“There are young news anchors there, but they don’t talk about economics. We know how complicated and deep this subject is, so we have to be very careful about it.”
Given his background as an educator, not a news anchor, Daniel understood from the start that he had his work cut out for him. Additionally, his relatively young age could lead to underappreciation by his audience – a scenario he is constantly trying to dispel.
“When a young person appears on a business news channel, the image he presents should be that he is smart, that he is skilled and that he understands what we are talking about. In the business world, this what is required is trust. So when I stand there and speak, I am ready to earn the trust of the public.”
As he pursued his new calling, he also realized that being a news anchor and being an educator share a “similar nature”. From his experience, he learned that more often than not, younger teachers are more “sympathetic” in the eyes of students than older, more conservative ones.

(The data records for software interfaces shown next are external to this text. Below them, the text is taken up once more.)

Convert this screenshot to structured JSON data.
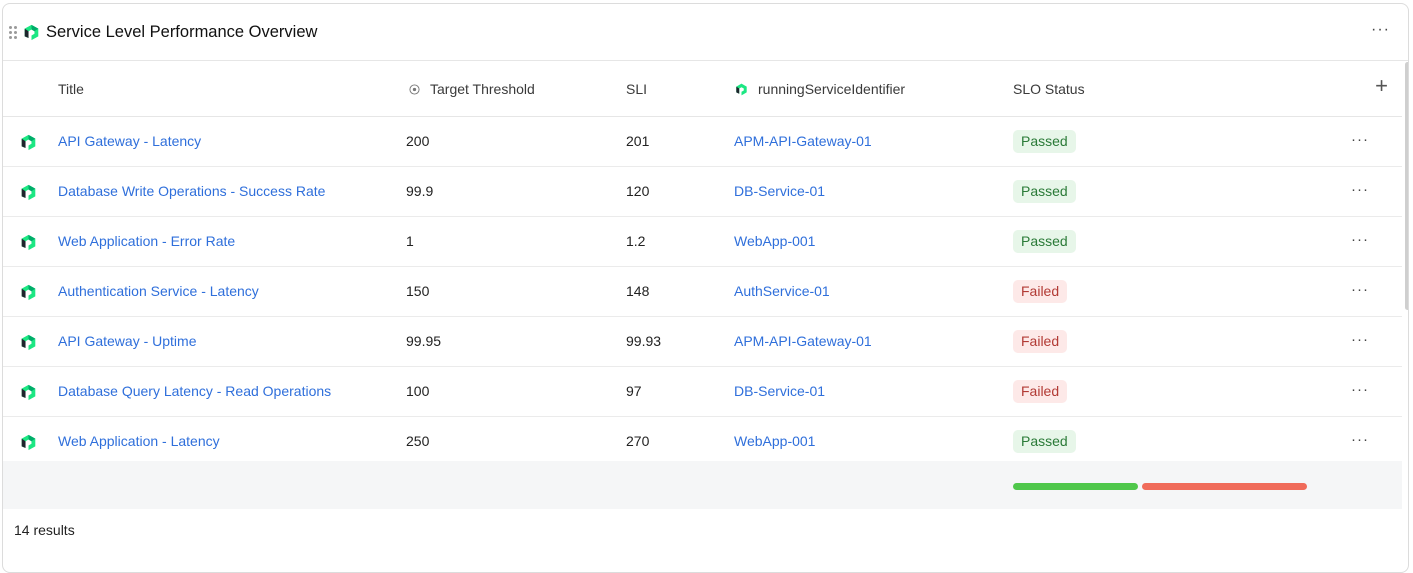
{
  "widget": {
    "title": "Service Level Performance Overview"
  },
  "table": {
    "columns": [
      {
        "key": "title",
        "label": "Title"
      },
      {
        "key": "target",
        "label": "Target Threshold",
        "icon": "target-icon"
      },
      {
        "key": "sli",
        "label": "SLI"
      },
      {
        "key": "service",
        "label": "runningServiceIdentifier",
        "icon": "service-entity-icon"
      },
      {
        "key": "status",
        "label": "SLO Status"
      }
    ],
    "add_column_label": "+",
    "rows": [
      {
        "title": "API Gateway - Latency",
        "target": "200",
        "sli": "201",
        "service": "APM-API-Gateway-01",
        "status": "Passed"
      },
      {
        "title": "Database Write Operations - Success Rate",
        "target": "99.9",
        "sli": "120",
        "service": "DB-Service-01",
        "status": "Passed"
      },
      {
        "title": "Web Application - Error Rate",
        "target": "1",
        "sli": "1.2",
        "service": "WebApp-001",
        "status": "Passed"
      },
      {
        "title": "Authentication Service - Latency",
        "target": "150",
        "sli": "148",
        "service": "AuthService-01",
        "status": "Failed"
      },
      {
        "title": "API Gateway - Uptime",
        "target": "99.95",
        "sli": "99.93",
        "service": "APM-API-Gateway-01",
        "status": "Failed"
      },
      {
        "title": "Database Query Latency - Read Operations",
        "target": "100",
        "sli": "97",
        "service": "DB-Service-01",
        "status": "Failed"
      },
      {
        "title": "Web Application - Latency",
        "target": "250",
        "sli": "270",
        "service": "WebApp-001",
        "status": "Passed"
      }
    ],
    "row_menu_label": "···"
  },
  "summary": {
    "status_distribution": {
      "passed_fraction": 0.43,
      "failed_fraction": 0.57
    },
    "colors": {
      "passed": "#4fc74b",
      "failed": "#f06b5a"
    }
  },
  "footer": {
    "results": "14 results"
  },
  "colors": {
    "link": "#2f6fdb",
    "brand": "#00a97a",
    "passed_badge_bg": "#e7f6e9",
    "failed_badge_bg": "#fde9e8"
  }
}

“When we’re likeable, we’re also seen as easier to understand,” he added.
Over time, he learned what he called “the art” of being a news anchor.
“There’s an art to that, how to get people to believe in us. And when they do, I don’t have to waste a lot of time discussing something. It becomes easier to connect with people, to identify with them.”
Another challenge Daniel faces on a daily basis is program rotation. CNBC Indonesia encourages all of its news anchors to host all of the channel’s news programs on a rotating basis, including Squawk Box Indonesia, power lunch indonesia and Closing Bell Indonesia. Of all the programs, he was most frequently seen hosting Investime. He also frequently hosts the CNBC Indonesia podcast Cuap Cuap Cuan.
“That’s the beauty of being a CNBC news anchor: we have to be able to cover it all,” he remarked.
Is it difficult to be a young man who talks about finance? At least for Daniel Wiguna, the question was obvious.
“Sometimes my hands get cold. Tremors come over me and I’m shaking too much to hold a pen and a sheet of paper!” he replied with a cheeky laugh.
A recent example was when he conducted a one-on-one interview with Malaysia’s current finance minister, Tengku Zafrul Aziz, 48. The interview aired in November 2021, in which the two discussed how Malaysia handled its debt ceiling against the COVID-19 pandemic. To fight his nerves, Daniel prepared the old-fashioned way:
“All I could do was study [the topic] for two nights in a row just so I could delve into the problem. I knew I couldn’t be as savvy as him. What was important was that I understood what I was going to ask him.”
Despite his tenure at CNBC Indonesia, Daniel still retains his position as a lecturer at BINUS University. The reason is very simple: “I see being a university professor as a form of service.
One of his students, Andi Shalini, praised Daniel’s uncanny ability to “communicate”.
“He is able to communicate very well with his students despite their different characters. He always appreciates his students’ efforts and offers clear and constructive feedback,” the student said.
As a financial newscaster and educator, he feels more compelled than ever to improve the financial literacy of young people and his peers. In his view, the burning financial issue young people should be most aware of is the complex situation of being the “sandwich generation” caused by the “middle income trap”.
“A lot of young people – millennials, should we say – are working, but often they are too afraid to get married and find themselves unable to buy a house. That is why, if it is possible, this what millennials are facing right now shouldn’t happen to Gen Z,” he explained.
Daniel’s best advice is for young people to start considering investing in mutual funds.
“Our parents are more conservative in opting for bonds or savings deposits. However, sometimes they offer a return value below the inflation rate. If we want to aim higher than the inflation rate and bank interest , mutual funds could be considered an option.”